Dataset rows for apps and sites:
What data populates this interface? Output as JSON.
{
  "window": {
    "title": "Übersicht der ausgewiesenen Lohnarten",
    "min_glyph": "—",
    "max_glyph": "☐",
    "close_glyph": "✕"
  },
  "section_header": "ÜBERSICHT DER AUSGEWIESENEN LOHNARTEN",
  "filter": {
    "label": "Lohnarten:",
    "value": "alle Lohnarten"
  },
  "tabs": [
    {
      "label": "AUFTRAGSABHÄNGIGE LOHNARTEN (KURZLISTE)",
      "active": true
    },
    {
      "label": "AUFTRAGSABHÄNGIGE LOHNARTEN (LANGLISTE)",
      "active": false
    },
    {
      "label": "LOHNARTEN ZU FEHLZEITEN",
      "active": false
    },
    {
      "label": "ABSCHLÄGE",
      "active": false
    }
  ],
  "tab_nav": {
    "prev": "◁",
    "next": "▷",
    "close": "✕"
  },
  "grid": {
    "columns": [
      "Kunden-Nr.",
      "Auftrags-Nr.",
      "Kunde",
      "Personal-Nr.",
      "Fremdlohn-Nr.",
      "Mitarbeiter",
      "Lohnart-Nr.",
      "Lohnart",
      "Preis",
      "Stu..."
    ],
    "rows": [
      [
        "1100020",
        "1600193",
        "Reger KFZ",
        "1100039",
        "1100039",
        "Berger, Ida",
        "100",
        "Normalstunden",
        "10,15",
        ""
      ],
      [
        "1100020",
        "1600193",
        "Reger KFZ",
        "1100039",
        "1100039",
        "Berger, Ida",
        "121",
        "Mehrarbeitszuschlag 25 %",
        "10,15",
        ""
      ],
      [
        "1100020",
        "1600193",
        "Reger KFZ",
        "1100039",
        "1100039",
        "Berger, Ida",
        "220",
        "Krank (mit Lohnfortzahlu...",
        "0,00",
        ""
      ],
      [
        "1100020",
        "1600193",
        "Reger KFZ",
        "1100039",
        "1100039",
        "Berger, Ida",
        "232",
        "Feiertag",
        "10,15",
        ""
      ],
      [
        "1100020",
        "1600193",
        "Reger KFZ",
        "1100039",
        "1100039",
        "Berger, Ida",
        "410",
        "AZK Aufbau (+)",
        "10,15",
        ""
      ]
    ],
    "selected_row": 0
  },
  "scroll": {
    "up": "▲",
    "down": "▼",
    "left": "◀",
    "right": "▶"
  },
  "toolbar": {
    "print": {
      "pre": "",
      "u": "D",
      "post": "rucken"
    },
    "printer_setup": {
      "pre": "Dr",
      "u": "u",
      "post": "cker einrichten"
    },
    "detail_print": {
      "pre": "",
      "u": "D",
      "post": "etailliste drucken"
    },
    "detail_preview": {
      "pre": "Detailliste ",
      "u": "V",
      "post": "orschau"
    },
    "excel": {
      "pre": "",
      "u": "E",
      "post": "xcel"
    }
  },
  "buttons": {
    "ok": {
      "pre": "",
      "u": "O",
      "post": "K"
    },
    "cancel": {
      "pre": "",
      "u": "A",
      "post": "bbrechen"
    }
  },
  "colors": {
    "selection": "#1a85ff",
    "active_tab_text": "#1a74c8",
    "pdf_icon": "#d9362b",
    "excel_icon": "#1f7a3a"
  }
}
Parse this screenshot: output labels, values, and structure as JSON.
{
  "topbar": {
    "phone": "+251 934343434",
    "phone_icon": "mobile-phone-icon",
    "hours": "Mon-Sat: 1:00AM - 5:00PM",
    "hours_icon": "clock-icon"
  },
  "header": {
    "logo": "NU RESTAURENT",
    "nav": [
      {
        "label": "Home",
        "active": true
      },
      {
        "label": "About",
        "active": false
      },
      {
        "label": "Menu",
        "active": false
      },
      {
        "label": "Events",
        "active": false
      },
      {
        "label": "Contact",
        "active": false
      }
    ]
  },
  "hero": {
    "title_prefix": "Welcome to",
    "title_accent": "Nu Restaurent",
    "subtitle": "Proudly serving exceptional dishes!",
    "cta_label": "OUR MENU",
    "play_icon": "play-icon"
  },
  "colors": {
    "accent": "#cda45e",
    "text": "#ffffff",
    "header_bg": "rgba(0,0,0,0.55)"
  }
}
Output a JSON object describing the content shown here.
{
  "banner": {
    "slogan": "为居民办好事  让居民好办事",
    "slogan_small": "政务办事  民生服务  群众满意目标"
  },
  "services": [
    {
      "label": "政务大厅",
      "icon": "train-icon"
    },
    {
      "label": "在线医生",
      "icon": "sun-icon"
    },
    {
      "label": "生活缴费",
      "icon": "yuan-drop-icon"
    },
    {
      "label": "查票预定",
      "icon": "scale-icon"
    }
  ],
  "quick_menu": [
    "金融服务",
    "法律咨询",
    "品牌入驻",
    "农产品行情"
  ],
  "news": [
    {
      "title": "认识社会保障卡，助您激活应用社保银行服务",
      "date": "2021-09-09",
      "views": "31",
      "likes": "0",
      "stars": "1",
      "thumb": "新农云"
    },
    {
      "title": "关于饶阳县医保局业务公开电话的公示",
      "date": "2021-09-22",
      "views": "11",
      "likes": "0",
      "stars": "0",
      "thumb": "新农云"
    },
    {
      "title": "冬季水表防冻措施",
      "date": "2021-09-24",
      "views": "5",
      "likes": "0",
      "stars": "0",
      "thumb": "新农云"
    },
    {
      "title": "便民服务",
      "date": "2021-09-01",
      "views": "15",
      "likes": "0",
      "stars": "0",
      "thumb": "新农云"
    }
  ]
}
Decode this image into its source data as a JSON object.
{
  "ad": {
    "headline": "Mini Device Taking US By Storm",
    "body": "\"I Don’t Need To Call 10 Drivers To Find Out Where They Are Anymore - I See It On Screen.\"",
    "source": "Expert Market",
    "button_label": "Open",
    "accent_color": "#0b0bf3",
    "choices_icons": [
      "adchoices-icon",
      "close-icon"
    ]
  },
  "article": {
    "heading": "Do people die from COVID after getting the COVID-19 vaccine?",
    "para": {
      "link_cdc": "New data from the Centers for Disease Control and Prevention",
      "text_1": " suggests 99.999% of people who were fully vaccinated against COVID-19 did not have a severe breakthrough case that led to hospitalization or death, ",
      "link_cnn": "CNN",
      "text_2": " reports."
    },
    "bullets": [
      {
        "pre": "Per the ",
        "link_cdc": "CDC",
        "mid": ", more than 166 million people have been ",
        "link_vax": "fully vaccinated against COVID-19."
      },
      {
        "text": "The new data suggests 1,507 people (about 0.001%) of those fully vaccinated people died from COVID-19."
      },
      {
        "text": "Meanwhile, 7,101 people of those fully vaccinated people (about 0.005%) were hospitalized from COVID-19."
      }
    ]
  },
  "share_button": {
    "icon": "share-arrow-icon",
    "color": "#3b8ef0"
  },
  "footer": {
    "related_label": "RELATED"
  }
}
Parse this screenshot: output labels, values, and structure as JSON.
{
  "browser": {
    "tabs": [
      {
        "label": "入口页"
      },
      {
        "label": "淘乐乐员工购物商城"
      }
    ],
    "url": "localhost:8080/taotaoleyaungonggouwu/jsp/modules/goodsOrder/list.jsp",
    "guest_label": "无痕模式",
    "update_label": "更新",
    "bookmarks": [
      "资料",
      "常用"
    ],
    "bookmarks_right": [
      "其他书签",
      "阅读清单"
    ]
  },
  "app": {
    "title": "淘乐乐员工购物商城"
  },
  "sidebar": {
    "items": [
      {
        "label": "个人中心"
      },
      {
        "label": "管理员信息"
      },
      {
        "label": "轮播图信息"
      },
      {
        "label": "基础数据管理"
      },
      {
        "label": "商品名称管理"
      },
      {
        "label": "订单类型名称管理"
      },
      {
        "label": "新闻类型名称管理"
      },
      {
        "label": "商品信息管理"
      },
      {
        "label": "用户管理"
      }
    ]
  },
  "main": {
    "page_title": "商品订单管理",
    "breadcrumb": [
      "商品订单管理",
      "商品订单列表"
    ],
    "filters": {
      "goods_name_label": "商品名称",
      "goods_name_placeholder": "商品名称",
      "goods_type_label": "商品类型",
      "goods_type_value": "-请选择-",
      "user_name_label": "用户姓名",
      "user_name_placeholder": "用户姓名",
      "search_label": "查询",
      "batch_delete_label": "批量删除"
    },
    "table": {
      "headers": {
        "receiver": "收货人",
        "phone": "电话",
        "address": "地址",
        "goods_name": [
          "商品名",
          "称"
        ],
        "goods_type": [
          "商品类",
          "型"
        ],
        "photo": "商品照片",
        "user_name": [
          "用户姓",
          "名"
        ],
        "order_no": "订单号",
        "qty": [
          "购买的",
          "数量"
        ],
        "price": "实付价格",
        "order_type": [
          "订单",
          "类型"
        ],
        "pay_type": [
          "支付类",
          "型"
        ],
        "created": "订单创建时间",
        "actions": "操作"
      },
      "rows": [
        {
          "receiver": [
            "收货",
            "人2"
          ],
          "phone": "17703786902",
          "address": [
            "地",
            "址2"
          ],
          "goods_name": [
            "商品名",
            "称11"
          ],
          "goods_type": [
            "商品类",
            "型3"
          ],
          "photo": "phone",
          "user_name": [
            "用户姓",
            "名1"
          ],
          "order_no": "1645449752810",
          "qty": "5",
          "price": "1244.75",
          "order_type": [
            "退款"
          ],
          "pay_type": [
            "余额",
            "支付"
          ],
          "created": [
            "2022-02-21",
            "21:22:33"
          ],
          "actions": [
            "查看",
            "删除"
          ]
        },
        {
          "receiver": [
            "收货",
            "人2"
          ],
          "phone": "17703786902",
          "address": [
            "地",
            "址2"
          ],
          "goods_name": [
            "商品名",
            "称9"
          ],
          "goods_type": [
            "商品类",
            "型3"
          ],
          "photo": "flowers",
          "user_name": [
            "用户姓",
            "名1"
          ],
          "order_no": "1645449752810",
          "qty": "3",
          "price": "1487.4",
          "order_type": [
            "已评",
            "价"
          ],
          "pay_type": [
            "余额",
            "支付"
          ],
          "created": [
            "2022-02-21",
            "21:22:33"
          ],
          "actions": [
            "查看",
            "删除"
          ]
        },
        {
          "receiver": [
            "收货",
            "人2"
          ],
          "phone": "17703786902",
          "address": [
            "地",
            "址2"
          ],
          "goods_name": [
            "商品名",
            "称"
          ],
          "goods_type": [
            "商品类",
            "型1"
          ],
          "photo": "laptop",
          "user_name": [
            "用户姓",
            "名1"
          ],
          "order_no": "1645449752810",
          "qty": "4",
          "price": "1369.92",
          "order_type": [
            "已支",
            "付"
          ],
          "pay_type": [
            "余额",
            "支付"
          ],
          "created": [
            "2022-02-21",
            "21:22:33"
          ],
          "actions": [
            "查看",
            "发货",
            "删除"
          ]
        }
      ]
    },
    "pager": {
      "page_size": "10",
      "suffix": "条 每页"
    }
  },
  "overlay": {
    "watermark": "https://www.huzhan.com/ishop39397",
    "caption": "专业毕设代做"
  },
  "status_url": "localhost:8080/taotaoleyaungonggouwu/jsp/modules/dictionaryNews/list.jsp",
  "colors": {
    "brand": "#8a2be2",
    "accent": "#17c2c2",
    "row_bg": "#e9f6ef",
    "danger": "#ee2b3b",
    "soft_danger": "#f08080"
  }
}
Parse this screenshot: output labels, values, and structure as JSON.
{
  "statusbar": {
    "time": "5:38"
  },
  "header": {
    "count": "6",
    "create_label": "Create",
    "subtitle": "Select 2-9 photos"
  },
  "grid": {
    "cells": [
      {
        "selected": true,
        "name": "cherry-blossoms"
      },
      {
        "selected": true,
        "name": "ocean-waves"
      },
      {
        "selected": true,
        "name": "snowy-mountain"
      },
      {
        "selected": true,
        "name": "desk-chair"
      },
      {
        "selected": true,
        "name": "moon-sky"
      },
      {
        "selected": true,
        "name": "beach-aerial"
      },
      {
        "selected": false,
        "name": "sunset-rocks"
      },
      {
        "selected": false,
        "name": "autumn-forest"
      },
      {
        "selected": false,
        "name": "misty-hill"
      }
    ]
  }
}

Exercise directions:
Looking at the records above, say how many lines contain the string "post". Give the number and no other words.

Answer for this exercise:
7